Recalling his wild tales of adventure.
- The Wood's Entry by Laurence Binyon
An imagist poem about a leaf on a tree - ever so brief, but foreboding and mysterious.
- The Child on the Curbstone by Elinor Wylie
Adventure (and Danger) is all around us. Crossing the street, even.
- Over the Hills and Far Away by William Ernest Henley
From faded hopes and hopes agleam,
It calls you, calls you night and day
Beyond the dark into the dream
Over the hills and far away.
- The Wanderer by Alan Seeger
To see the clouds his spirit yearned toward so
Over new mountains piled and unploughed waves,
Back of old-storied spires and architraves
To watch Arcturus rise or Fomalhaut...
- Ballad of the Tempest by James T. Fields
Weathering the storm.
- Blue-Beard's Closet by Rose Terry Cooke
Fasten the chamber!
Hide the red key;
Cover the portal,
That eyes may not see.
- The Land of Beyond by Robert W. Service
Another call of the wild.
- The Vagabond by Robert Louis Stevenson
The opening lines from Songs of Travel
GIVE to me the life I love,
Let the lave go by me,
Give the jolly heaven above
And the byway nigh me.
- Gypsy Songs by Ben Jonson
Two short songs for the road.
- The Rhyme of the Restless Ones by Robert W. Service
And you'll find us in Alaska after gold,
And you'll find us herding cattle in the South.
We like strong drink and fun, and, when the race is run,

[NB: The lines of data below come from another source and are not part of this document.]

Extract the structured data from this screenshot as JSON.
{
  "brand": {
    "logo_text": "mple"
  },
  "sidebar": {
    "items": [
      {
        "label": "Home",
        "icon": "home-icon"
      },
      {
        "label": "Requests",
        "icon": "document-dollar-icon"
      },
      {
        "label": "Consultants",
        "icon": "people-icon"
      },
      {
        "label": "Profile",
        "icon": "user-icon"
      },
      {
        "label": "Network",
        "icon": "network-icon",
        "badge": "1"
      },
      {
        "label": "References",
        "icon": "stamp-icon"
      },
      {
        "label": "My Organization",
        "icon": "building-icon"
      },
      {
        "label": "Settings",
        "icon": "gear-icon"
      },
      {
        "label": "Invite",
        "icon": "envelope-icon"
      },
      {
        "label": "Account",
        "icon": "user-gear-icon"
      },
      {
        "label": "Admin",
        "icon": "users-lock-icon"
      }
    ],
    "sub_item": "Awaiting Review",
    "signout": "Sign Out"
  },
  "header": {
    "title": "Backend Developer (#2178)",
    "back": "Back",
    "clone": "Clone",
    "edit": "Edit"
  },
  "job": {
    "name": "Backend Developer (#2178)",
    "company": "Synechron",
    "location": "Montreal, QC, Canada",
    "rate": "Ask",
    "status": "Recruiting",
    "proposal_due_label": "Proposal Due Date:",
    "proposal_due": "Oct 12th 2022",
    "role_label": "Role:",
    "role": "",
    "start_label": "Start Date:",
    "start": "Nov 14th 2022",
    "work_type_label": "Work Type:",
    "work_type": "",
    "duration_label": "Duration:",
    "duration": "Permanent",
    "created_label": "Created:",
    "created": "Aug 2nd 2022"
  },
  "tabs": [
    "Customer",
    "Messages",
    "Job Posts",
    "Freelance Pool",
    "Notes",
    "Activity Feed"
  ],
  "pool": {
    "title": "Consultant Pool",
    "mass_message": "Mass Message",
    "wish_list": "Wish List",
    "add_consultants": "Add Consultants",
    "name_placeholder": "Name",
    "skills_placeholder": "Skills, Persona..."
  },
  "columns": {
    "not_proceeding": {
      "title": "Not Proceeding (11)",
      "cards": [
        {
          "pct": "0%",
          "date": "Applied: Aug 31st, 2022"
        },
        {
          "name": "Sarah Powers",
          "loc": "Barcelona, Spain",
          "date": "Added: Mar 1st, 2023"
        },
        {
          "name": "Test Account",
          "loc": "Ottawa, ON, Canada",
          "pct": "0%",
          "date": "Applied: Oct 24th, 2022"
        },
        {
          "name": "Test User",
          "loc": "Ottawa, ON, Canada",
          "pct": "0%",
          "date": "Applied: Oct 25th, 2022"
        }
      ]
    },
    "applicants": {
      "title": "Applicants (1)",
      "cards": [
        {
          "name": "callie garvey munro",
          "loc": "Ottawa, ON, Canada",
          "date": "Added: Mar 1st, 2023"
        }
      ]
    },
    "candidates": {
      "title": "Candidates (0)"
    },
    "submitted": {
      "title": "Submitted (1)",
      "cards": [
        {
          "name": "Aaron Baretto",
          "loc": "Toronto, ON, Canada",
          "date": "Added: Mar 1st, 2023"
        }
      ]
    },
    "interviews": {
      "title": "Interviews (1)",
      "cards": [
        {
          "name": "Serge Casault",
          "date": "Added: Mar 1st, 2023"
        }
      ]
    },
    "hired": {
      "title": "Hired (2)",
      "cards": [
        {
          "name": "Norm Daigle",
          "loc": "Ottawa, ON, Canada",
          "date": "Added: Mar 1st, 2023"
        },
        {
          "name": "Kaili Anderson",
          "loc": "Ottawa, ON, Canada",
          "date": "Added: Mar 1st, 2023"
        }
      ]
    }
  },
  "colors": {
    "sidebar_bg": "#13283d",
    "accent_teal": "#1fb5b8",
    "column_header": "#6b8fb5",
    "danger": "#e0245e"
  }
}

We often die with curses in our mouth.
- Pirate Story by Robert Louis Stevenson
From A Child's Garden of Verses - with enough imagination, adventure is everywhere.
- The Unexplorer by Edna St. Vincent Millay
And then, there are those with no sense of adventure.